In a 43-minute deep dive, Nerd City — which often examines internet and YouTube creator culture — highlights several disturbing practices. In addition to concerns over sexually exploitative and inappropriate content, Nerd City touches also on Paul’s collaborations with family channels and the use of kids ages seven or younger for content and merchandise promotion. Most damning, however, is how Paul — whose target audience skews young, anywhere from ages eight to 18 — markets to children.

In one especially painful example, Nerd City highlights Paul’s video “THE BEST SONG WE’VE MADE YET,” in which the YouTuber relentlessly plugs his merch, tour, music, and more in nearly half of a 14-minute video. “Jake understands and leans into heavy repetition as a principal of advertising ... the words are artificially jammed into the sentences he says,” Nerd City says. For those who are too young to buy his products on their own, Paul encourages kids to ask their parents directly — a practice sometimes described as “pester power,” which is prohibited in the European Union via the Unfair Commercial Practices (UCP) Directive.

Paul’s practices raise serious questions about regulations around YouTube content aimed at children in America as well. On television, the FCC has strict rules around how much commercial time can be aimed at kids, especially those 12 and younger. TV broadcasters are also not allowed to display website addresses “during or adjacent to a children’s program if products are sold featuring a character in the program, or a program character is used to sell products.”
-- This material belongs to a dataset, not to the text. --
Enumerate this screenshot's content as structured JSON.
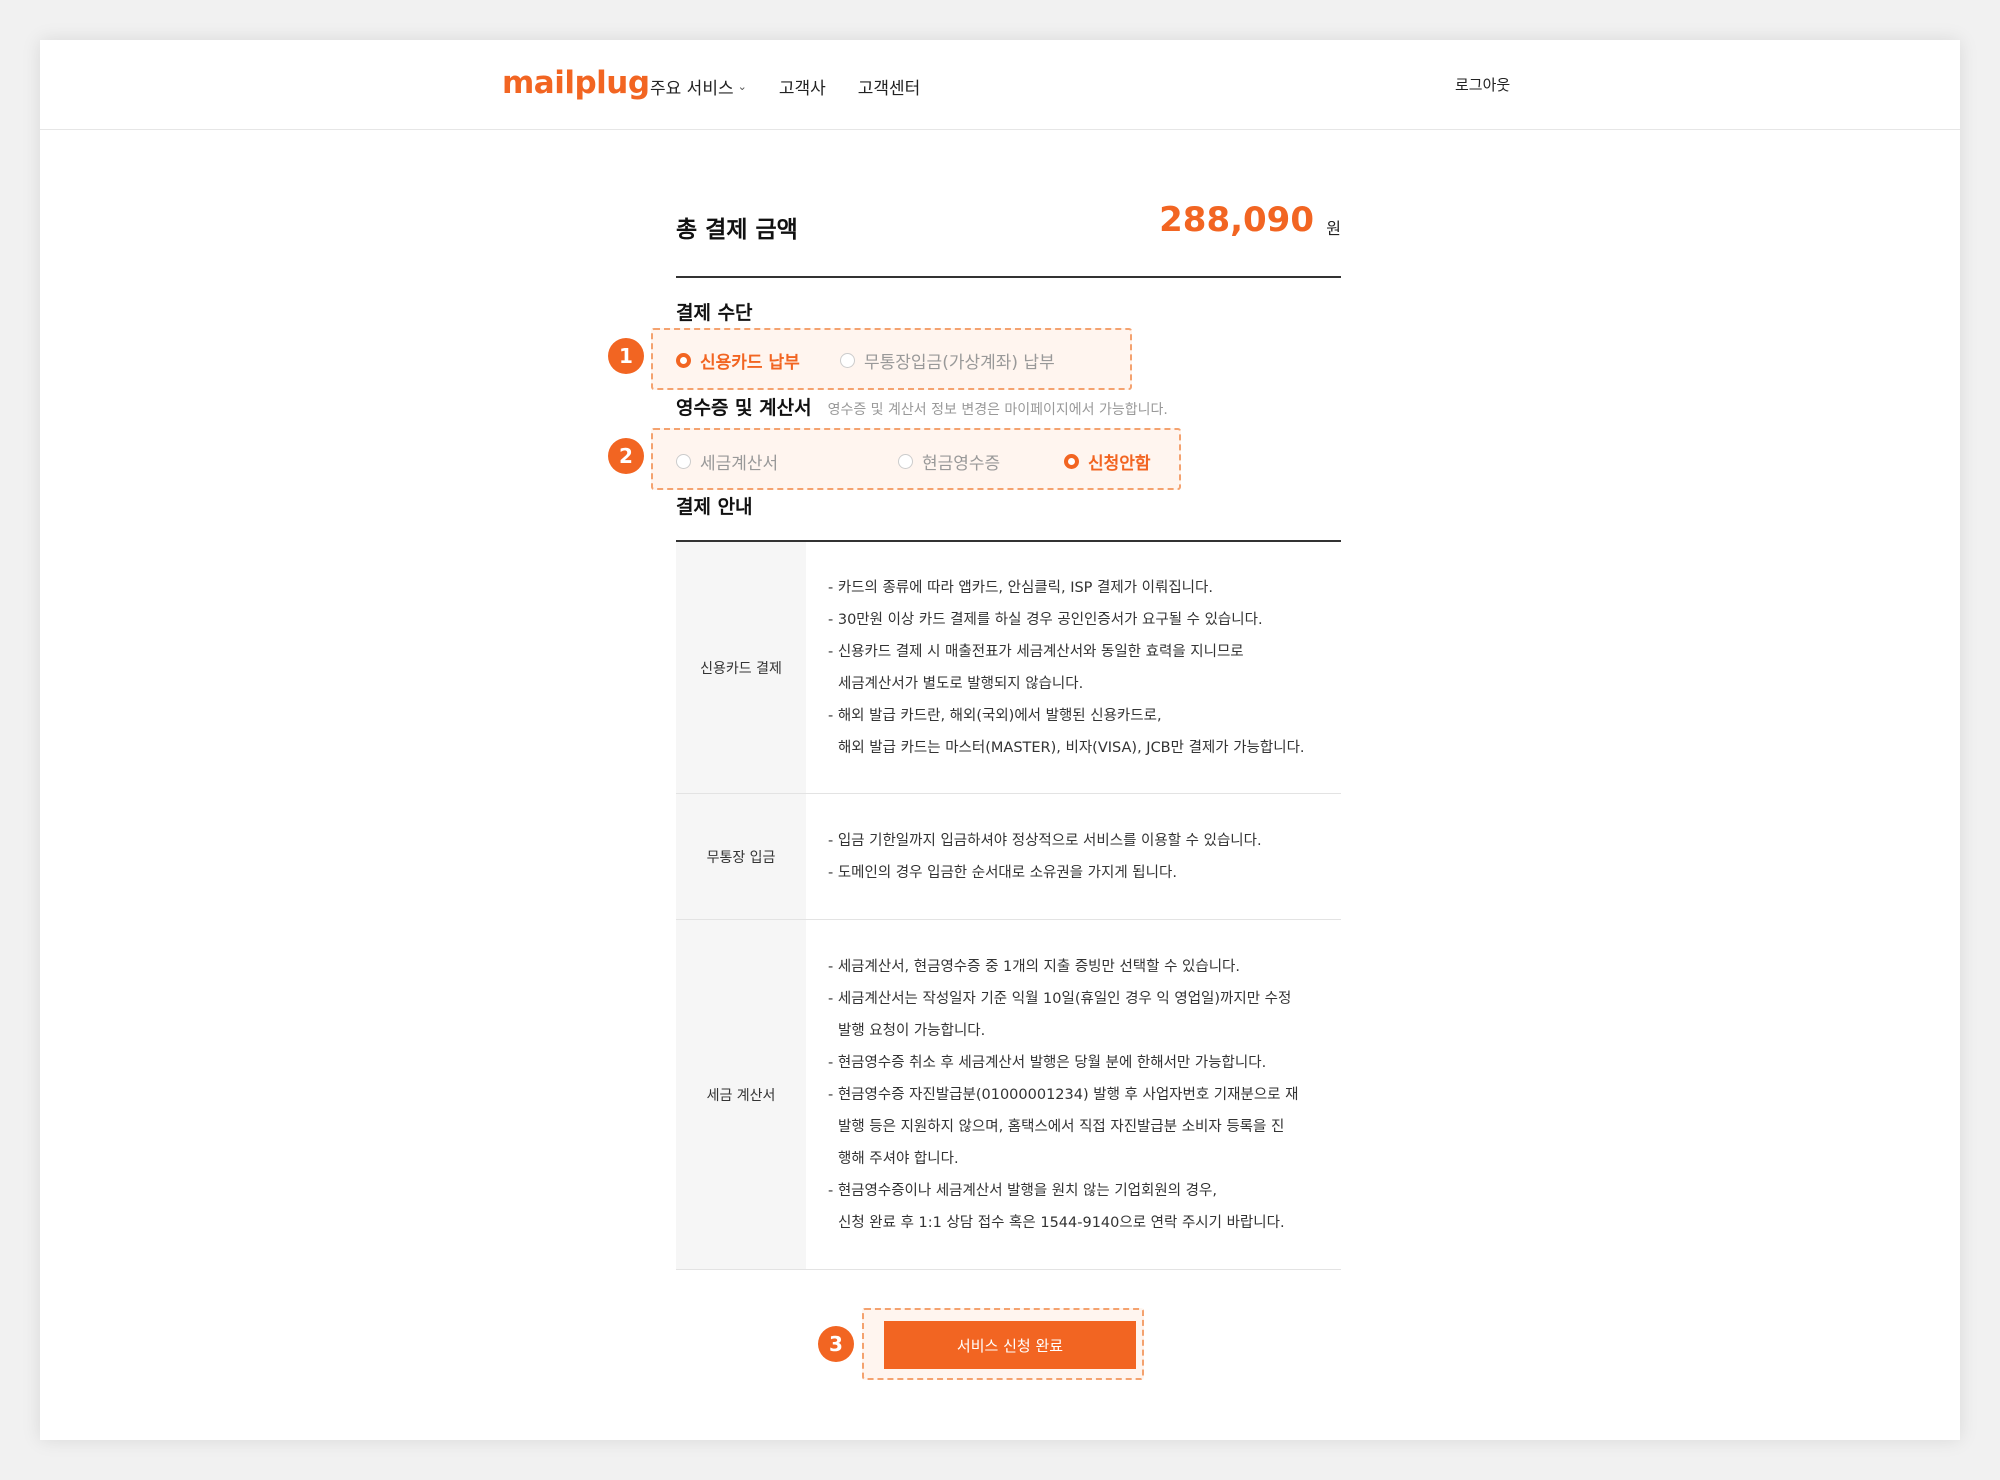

As influencers become marketing powerhouses, agencies like the FTC have installed regulations to help with ethical problems of transparency. The ecosystem around influencers, and YouTube specifically, however, still requires consideration. Whether he’s promoting new merch immediately after a highly publicized boxing match, or ripping off kids by promising them the perfect path to influencer fame, Paul represents YouTube success. As more kids turn to YouTube for their entertainment, it’s worth considering how that content is served.